Here, we talk about improving kick speed by combining more traditional style Taekwondo aspects. A Muay Thai kick is much more harder, meant to build up momentum and power, while a Karate or Taekwondo kick is faster, and more of a linear snap kick.
A kick is a physical strike using the foot, leg, or knee (the latter is also known as a knee strike). This type of attack is used frequently by hooved animals as well as humans in the context of stand-up fighting. Kicks play a significant role in many forms of martial arts, such as savate, taekwondo, sikaran, karate, Pankration, Combat Hopak, Kung fu, Vovinam, kickboxing, Muay Thai, capoeira, silat, and kalaripayattu.
Kicking is also prominent from its use in many sports, especially those called football. The best known of these sports is association football, also known as soccer.
As the human leg is longer and stronger than the arm, kicks are generally used to keep an opponent at a distance, surprise him or her with their range, and inflict substantial damage. On the other hand, stance is very important in any combat system, and any attempt to deliver a kick will necessarily compromise one’s stability of stance.
The application of kicks is thus a question of the tradeoff between the power that can be delivered vs. the cost incurred to balance. Since combat situations are fluid, understanding this tradeoff and making the appropriate decision to adjust to each moment is key.

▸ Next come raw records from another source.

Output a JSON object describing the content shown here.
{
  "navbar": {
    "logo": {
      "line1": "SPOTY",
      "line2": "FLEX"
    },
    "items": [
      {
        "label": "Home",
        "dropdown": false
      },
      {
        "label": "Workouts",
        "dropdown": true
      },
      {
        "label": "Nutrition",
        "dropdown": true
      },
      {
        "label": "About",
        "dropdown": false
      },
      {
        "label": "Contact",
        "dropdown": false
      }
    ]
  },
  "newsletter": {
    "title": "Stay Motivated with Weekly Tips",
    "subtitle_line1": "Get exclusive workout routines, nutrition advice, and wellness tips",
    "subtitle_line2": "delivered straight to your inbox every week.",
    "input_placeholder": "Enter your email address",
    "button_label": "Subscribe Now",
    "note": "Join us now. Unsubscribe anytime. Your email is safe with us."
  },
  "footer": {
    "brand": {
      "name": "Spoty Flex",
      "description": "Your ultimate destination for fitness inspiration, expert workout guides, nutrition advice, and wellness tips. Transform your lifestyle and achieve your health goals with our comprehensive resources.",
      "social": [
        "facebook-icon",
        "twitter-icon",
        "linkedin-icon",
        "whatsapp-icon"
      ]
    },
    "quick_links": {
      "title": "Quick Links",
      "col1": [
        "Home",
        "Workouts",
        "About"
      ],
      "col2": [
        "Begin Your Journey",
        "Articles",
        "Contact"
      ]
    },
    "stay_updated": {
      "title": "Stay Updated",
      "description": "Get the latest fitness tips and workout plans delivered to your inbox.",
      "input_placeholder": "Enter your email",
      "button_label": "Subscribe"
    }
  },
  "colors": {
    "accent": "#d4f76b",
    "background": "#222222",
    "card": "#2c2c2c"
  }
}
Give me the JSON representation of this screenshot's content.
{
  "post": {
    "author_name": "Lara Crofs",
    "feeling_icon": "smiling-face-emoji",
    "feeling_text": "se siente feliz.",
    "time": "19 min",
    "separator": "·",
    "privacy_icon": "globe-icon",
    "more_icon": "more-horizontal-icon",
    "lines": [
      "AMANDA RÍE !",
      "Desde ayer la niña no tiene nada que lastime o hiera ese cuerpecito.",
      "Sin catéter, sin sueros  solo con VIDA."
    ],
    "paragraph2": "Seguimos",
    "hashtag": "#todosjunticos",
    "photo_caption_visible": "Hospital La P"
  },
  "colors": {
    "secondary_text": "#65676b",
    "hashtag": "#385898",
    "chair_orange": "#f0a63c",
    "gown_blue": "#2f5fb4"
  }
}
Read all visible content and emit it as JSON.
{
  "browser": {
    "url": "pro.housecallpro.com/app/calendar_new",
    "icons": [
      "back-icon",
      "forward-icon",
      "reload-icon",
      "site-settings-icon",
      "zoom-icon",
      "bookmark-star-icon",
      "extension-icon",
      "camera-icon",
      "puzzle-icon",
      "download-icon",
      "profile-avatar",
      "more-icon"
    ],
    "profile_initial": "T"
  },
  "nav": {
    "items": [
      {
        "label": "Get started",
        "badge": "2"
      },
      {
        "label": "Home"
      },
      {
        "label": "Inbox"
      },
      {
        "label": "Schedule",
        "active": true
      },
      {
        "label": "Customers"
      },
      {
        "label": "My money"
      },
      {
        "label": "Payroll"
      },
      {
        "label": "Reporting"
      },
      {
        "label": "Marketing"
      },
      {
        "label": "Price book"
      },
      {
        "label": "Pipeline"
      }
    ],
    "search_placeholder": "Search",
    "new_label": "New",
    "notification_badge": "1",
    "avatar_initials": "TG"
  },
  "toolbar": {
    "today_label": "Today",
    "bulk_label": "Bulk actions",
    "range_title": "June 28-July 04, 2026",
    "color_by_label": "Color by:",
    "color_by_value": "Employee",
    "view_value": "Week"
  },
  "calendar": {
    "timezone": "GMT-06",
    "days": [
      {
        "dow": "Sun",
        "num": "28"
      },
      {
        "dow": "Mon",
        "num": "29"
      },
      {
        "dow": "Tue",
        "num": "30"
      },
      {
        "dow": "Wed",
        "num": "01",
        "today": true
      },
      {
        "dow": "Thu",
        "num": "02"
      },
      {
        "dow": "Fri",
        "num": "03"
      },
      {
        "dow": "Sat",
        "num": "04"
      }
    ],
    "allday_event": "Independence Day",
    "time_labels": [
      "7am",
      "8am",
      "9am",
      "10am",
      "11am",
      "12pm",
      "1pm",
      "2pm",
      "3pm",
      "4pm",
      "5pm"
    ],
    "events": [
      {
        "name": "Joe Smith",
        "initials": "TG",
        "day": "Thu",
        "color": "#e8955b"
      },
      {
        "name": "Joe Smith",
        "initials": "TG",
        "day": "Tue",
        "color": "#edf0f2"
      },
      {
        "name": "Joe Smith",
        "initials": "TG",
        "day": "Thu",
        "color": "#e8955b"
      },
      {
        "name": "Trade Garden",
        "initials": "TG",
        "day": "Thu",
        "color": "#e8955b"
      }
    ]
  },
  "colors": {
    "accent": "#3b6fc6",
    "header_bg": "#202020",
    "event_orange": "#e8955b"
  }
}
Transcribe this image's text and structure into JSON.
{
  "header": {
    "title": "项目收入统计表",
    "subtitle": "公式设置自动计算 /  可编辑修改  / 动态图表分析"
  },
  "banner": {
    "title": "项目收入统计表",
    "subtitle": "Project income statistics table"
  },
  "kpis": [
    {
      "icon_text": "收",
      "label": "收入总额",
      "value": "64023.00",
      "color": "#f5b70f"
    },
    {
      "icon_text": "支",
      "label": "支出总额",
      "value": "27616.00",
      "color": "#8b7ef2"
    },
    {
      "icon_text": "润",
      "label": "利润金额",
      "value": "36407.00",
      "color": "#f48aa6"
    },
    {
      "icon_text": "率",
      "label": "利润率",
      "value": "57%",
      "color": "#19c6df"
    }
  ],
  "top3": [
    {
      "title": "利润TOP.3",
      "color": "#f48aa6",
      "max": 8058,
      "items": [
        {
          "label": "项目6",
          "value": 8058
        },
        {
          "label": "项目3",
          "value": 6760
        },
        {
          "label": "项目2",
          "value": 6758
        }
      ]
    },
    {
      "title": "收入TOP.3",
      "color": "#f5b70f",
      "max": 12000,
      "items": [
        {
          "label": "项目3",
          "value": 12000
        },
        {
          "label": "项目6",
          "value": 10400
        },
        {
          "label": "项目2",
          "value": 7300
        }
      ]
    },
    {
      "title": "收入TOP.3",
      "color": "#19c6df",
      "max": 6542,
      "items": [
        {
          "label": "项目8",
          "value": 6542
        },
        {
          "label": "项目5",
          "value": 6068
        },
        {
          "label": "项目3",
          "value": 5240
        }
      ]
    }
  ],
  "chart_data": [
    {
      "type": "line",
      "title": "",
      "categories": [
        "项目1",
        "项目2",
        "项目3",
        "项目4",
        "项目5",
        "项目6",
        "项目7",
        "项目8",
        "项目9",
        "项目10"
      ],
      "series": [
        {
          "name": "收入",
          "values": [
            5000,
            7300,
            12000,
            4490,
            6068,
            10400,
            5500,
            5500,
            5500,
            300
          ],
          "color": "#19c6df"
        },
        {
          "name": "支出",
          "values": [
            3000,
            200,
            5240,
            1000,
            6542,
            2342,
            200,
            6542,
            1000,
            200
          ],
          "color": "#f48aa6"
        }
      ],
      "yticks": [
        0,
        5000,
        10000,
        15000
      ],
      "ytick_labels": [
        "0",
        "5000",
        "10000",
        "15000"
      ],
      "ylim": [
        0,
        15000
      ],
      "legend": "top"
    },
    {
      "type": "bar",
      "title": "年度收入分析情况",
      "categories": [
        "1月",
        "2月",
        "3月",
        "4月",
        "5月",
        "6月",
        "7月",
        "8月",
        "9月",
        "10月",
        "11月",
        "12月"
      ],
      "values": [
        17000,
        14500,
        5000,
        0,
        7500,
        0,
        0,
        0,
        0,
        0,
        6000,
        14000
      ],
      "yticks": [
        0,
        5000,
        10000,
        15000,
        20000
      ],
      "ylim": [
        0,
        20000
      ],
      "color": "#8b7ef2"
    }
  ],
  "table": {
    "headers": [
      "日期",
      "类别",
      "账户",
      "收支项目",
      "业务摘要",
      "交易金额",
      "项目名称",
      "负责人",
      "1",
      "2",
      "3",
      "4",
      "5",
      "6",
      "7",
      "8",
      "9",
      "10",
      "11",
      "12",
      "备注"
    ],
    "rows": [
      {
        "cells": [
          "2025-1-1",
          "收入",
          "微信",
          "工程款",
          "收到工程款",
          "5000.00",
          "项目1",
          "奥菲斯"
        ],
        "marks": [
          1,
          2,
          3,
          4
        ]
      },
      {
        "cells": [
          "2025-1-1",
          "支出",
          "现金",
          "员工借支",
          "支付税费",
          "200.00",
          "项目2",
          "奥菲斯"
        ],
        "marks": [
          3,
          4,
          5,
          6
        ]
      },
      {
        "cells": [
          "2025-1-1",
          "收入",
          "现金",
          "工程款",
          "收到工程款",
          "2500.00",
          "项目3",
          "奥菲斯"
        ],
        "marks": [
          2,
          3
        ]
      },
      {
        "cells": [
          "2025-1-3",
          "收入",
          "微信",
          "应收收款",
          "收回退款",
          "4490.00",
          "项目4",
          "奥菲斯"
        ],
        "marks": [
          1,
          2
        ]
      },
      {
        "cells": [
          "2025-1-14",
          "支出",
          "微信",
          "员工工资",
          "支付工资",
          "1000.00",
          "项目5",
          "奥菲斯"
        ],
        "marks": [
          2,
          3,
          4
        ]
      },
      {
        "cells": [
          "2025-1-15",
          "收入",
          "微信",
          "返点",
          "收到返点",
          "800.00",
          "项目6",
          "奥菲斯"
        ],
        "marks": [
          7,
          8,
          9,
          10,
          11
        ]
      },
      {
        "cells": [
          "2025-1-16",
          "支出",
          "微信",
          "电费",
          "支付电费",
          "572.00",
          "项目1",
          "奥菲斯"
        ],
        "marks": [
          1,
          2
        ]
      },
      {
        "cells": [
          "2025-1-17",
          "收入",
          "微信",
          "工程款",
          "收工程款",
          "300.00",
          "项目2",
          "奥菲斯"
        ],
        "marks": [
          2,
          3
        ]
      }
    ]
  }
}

Kicks are commonly directed against helpless or downed targets, while for more general self-defense applications, the consensus is that simple kicks aimed at vulnerable targets below the chest may be highly efficient, but should be executed with a degree of care.
Self-defense experts, such as author and teacher Marc Macyoung, claim that kicks should be aimed no higher than the waist/stomach. Thus, the fighter should not compromise their balance while delivering a kick, and retract the leg properly to avoid grappling.
It is often recommended to build and drill simple combinations that involve attacking different levels of an opponent. A common example would be distracting an opponent’s focus via a fake jab, following up with a powerful attack at the opponent’s legs and punching.
Further, since low kicks are inherently quicker and harder to see and dodge in general they are often emphasized in a street fight scenario.